Unfortunately, Myanmar too seems to lack a coherent energy strategy. With much public support, the controversial Myitsone Dam project was suspended, but how will the large gap thus created in the future supply plan be filled? Many gas-fired power stations are planned, but where will the additional gas supply come from? The Government sees the private sector as the main solution to the power supply problem. It has signed some 50 ‘memoranda of understanding' (MOUs) with ‘independent power producers' (IPPs) to develop hydropower and thermal-power plants. In reality, however, most are moving so slowly that they will not assure steady increases in electricity supply.
Yet, in the current plans of the Ministry of Electric Power, IPPs will account for 80% of the future supplies, a level of dependence on IPPs few other countries have. This exposes Myanmar to serious risks. First, since the priority of many IPPs in Myanmar is exporting electricity (with relatively small amounts set aside for domestic users), the pace of investment is dictated by the convenience of the importing countries, not the necessities of Myanmar. Second, IPPs will typically pass on any cost fluctuations to the users. When they are based on oil or gas, this could lead to disruptive surges in price, as seen in Cambodia.
Every country's strategy will be different, given its resource endowment and other circumstances. Thailand has favored gas-fired thermal power plants and IPPs, while Vietnam has used hydropower and natural gas more evenly and relied on IPPs sparingly. In defining its own approach, Myanmar will be well served to consider the following issues.

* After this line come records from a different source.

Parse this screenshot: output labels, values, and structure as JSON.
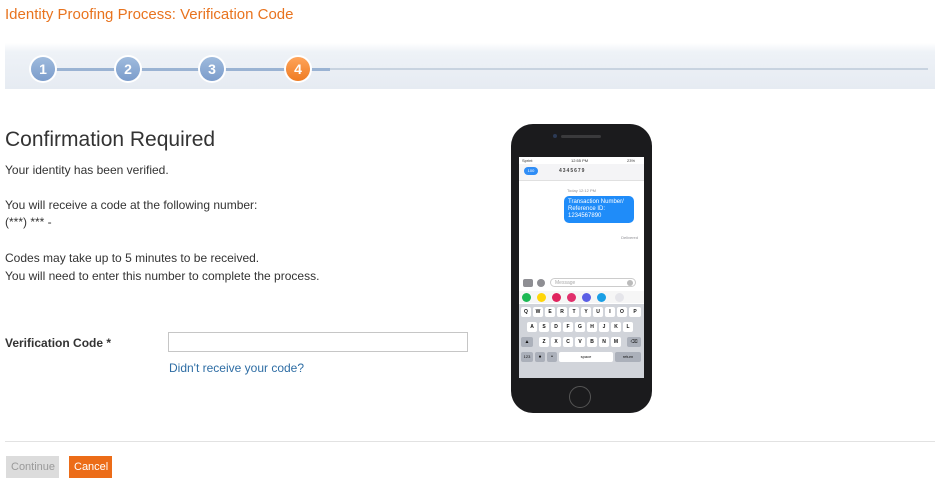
{
  "header": {
    "title": "Identity Proofing Process: Verification Code"
  },
  "progress": {
    "steps": [
      "1",
      "2",
      "3",
      "4"
    ],
    "current_step": 4
  },
  "content": {
    "heading": "Confirmation Required",
    "verified_text": "Your identity has been verified.",
    "receive_text": "You will receive a code at the following number:",
    "masked_number": "(***) *** -",
    "delay_text": "Codes may take up to 5 minutes to be received.",
    "enter_text": "You will need to enter this number to complete the process."
  },
  "form": {
    "code_label": "Verification Code *",
    "code_value": "",
    "resend_link": "Didn't receive your code?"
  },
  "phone": {
    "carrier": "Sprint",
    "time": "12:55 PM",
    "battery": "23%",
    "back_label": "100",
    "contact": "4345679",
    "message_time": "Today 12:12 PM",
    "message_lines": [
      "Transaction Number/",
      "Reference ID:",
      "1234567890"
    ],
    "delivered": "Delivered",
    "input_placeholder": "Message",
    "keyboard_rows": [
      [
        "Q",
        "W",
        "E",
        "R",
        "T",
        "Y",
        "U",
        "I",
        "O",
        "P"
      ],
      [
        "A",
        "S",
        "D",
        "F",
        "G",
        "H",
        "J",
        "K",
        "L"
      ],
      [
        "Z",
        "X",
        "C",
        "V",
        "B",
        "N",
        "M"
      ]
    ],
    "key_123": "123",
    "key_space": "space",
    "key_return": "return"
  },
  "footer": {
    "continue_label": "Continue",
    "cancel_label": "Cancel"
  },
  "colors": {
    "accent": "#e8731e",
    "step_done": "#7b9ccb",
    "step_active": "#ef7b22",
    "link": "#2e6da4"
  }
}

Myanmar can avoid the blunder that Nepal had made in the power sector, for the problem is entirely predictable. Still, actually meeting the rising electricity needs will take a serious and sustained commitment by the whole nation. Political leaders, both inside and outside the government, must promote public debate on the right strategy, help forge a national consensus on bearing the burden of heavy investments, and ensure implementation of effective public policies in a sustained fashion. There are no easy solutions. Nevertheless, guiding the nation to make important but difficult collective decisions is the job of the country's political leaders, is it not?
Mr. Tanaka is the Head of the JICA Office in Myanmar